$ ps aux | grep mongrel username 1234 0.1 1.1 228588 136644 ? S 00:51 1:41 /usr/bin/ruby /usr/bin/mongrel_rails start -p 12003 -d -e production -P log/mongrel.pid
You can also delete
mongrel.pid to force the control panel to show it in the stopped state.
When you work with gems on the command line, you can set the environment as needed. When Cpanel launches mongrel, however, you have no control over the environment in which it is launched. To set up the environment, you can override the
GEM_HOME variable in
ENV['GEM_HOME'] = '/home/<user>/ruby/gems'
Note: if you use a string literal for the path, you’ll need a fully expanded path, as Ruby will not interpolate ~ to your home directory.
With Redmine 1.4.1, I found that this no longer worked. Redmine had switched to Bundler for gem management. Without bothering to understand all the details, I found a workaround that will reload rubygems with the correct environment:
ENV['GEM_PATH']= "/home/<user>/ruby/gems" require 'rubygems'; Gem.clear_paths; Gem.instance_variable_set(:@searcher, nil)
For Redmine, I found that
config/preinitializer.rb was actually loaded before this, and so I added this code prior to
require 'rubygems' in that file.
If you don’t do this correctly, you’ll see entries in mongrel.log indicating that bundler is required:
Redmine requires Bundler.

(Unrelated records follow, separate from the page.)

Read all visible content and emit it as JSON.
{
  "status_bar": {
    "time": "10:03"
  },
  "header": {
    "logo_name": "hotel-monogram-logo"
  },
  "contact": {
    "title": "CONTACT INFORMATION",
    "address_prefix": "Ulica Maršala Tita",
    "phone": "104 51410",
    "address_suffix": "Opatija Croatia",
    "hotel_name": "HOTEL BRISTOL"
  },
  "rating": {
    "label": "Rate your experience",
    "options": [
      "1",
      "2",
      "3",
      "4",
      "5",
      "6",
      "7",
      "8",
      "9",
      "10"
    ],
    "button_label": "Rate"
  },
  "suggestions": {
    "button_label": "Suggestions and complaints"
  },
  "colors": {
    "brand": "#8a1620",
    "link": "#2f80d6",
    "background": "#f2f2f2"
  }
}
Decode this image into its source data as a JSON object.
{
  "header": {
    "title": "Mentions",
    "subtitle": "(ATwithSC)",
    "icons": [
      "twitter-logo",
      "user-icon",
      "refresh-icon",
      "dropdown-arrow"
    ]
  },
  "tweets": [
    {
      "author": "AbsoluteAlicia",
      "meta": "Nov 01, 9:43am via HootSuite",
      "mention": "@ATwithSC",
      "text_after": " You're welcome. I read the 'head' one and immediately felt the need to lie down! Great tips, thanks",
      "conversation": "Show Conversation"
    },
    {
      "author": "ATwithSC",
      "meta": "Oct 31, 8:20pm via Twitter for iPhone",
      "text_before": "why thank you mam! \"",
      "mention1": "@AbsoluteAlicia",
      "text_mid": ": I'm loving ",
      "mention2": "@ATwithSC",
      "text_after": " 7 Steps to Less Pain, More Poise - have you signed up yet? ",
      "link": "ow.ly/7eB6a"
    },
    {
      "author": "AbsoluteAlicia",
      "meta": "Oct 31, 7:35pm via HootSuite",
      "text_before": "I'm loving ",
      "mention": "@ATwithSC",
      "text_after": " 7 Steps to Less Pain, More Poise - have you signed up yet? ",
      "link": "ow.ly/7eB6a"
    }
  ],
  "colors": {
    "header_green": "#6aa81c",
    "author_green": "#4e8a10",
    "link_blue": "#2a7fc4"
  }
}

Please install it with
gem install bundler.
** Daemonized, any open files are closed. Look at log/mongrel.pid and log/mongrel.log for info.
** Starting Mongrel listening at 0.0.0.0:12001
** Starting Rails with production environment...
If you are still having trouble, make sure you do a sanity test with your environment set in the shell. You can start the ruby interpreter (irb) and run
require "rubygems"; require "bundler" to verify they load correctly.
Running Rake Tasks
If you’re lucky, you’ll be able to run the required rake commands on your host. Unfortunately, I wasn’t so lucky with my hosting provider as they appear to enable fork bomb protection in cpanel. The result is a segmentation fault and a stack trace that will give you little clue as to what is going on.
To work around this, you can set up a local environment to run the rake tasks. I used rvm to install the same version of ruby as on my hosting provider on a Linux vm. This method is quite useful as it will let you create multiple Ruby environments to meet your needs without cluttering your system installation.
Use of rvm is fairly self-explanation. Just follow the instructions on the rvm website to install your ruby version:
$ curl -L get.rvm.io | bash -s stable $ source ~/.rvm/scripts/'rvm' $ rvm install 1.8.7
At this point, you have a fresh ruby installation and it will be activated in your path. You can install Redmine again on your local system. Then, run your database migrations locally after modifying your
config/database.yml to point to your remote host. You can allow remote access (restricted to your IP) from the Mysql cpanel pages.